## YOUR OBJECTIVE
Starting with the line that contains "Transcribe this image's" and ending with the final line of the data below, print those lines exactly and nothing else.

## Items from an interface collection
=== Begin Enclosure ===

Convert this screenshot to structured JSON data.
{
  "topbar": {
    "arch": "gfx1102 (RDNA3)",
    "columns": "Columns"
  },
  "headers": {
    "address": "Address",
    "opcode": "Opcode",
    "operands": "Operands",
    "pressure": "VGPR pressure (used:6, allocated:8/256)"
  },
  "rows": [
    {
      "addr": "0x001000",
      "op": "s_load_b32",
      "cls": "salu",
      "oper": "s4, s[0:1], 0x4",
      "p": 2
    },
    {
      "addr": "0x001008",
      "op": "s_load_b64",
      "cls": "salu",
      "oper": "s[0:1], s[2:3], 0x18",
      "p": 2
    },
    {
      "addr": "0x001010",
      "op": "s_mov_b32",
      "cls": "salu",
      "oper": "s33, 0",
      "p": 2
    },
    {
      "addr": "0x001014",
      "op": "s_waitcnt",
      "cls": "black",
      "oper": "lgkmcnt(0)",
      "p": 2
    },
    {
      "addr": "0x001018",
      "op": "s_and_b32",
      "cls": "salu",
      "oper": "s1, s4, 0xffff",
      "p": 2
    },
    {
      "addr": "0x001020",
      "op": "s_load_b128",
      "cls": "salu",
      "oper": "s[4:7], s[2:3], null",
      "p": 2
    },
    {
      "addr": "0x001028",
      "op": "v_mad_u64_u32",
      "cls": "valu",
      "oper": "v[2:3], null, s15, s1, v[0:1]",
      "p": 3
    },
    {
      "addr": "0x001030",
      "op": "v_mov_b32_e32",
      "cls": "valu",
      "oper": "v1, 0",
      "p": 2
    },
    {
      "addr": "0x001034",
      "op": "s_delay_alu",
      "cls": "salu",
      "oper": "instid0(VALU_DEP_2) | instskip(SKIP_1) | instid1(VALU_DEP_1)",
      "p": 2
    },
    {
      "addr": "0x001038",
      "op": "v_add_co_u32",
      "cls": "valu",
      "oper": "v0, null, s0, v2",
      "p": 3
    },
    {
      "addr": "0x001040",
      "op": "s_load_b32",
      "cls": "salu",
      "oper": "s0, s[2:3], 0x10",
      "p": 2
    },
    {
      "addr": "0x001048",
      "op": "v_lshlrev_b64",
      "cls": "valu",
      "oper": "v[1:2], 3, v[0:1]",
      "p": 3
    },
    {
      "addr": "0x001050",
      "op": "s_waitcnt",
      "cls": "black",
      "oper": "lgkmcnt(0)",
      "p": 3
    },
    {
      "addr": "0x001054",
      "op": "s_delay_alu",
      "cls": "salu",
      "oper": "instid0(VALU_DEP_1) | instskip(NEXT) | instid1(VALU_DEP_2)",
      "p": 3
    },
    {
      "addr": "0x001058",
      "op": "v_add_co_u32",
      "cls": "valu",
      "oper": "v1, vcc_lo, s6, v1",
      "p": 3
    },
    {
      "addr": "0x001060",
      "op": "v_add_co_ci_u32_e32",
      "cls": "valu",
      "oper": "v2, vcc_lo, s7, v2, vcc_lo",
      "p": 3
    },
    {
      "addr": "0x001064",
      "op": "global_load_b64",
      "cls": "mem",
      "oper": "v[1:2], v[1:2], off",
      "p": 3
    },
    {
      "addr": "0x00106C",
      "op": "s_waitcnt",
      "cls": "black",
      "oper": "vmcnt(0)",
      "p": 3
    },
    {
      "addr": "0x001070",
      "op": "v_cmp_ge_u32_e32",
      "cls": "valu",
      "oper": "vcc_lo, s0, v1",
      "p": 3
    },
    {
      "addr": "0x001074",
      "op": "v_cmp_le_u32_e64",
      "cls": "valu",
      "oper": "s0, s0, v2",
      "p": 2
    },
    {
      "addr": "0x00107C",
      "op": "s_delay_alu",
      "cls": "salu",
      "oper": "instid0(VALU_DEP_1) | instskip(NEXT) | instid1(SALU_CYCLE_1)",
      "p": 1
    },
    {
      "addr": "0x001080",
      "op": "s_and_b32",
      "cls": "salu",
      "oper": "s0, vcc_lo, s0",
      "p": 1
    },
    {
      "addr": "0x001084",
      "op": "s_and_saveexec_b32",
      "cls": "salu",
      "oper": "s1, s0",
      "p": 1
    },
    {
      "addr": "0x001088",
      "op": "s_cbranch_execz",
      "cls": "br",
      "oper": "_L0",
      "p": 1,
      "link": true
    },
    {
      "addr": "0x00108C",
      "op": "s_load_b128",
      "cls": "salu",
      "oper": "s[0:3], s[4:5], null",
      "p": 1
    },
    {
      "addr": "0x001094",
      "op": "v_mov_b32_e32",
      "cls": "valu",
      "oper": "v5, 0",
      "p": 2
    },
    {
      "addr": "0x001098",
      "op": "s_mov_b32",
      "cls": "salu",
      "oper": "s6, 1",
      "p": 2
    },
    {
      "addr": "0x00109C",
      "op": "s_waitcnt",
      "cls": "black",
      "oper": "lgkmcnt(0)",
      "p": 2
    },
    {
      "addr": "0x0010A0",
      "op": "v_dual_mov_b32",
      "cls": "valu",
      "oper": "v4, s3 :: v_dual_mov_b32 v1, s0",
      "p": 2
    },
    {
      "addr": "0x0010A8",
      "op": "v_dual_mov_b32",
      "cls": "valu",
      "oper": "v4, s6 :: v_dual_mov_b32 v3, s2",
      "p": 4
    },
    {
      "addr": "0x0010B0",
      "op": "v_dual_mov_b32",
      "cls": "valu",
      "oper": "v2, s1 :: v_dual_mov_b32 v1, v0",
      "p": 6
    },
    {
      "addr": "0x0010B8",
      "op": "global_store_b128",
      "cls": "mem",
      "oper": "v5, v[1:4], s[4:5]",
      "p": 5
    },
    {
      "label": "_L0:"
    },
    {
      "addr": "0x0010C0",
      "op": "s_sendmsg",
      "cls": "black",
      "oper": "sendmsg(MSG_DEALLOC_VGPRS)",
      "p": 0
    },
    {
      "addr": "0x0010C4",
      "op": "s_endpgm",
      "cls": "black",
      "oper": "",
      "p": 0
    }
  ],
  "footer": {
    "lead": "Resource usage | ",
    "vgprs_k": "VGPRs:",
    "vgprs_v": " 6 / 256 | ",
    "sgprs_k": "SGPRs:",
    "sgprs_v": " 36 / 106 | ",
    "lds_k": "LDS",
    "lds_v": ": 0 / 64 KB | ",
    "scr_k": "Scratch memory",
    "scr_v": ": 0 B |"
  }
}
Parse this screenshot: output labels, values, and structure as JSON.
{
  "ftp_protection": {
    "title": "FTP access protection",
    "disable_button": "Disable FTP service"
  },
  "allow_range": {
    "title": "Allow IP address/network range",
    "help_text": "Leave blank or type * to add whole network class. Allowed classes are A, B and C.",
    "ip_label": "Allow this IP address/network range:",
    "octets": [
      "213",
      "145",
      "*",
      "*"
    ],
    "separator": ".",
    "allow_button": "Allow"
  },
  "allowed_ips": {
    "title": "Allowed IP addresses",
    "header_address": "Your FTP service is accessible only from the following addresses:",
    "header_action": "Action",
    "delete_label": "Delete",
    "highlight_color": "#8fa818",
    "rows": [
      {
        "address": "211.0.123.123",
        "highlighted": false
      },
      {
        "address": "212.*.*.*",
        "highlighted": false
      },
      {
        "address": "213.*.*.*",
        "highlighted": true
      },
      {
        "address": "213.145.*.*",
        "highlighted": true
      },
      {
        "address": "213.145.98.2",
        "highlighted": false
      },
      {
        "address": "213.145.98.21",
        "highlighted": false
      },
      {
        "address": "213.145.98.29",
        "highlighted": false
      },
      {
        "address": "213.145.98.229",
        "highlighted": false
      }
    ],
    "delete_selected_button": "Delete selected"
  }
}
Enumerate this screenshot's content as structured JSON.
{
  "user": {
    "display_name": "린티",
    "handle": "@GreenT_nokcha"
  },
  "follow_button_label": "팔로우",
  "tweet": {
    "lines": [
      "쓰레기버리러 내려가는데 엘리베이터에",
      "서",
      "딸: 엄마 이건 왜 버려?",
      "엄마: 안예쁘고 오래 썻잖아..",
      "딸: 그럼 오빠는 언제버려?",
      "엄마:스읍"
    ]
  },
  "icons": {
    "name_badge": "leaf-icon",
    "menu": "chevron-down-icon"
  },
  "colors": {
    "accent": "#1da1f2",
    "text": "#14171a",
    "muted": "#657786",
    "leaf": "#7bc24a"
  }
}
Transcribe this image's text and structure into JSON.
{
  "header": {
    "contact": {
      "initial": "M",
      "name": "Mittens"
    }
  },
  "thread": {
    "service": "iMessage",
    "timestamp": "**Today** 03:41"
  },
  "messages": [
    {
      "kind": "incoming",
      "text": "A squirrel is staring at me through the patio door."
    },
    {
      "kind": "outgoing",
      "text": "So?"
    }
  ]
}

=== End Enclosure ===

## THE ANSWER
Transcribe this image's text and structure into JSON.
{
  "header": {
    "contact": {
      "initial": "M",
      "name": "Mittens"
    }
  },
  "thread": {
    "service": "iMessage",
    "timestamp": "**Today** 03:41"
  },
  "messages": [
    {
      "kind": "incoming",
      "text": "A squirrel is staring at me through the patio door."
    },
    {
      "kind": "outgoing",
      "text": "So?"
    }
  ]
}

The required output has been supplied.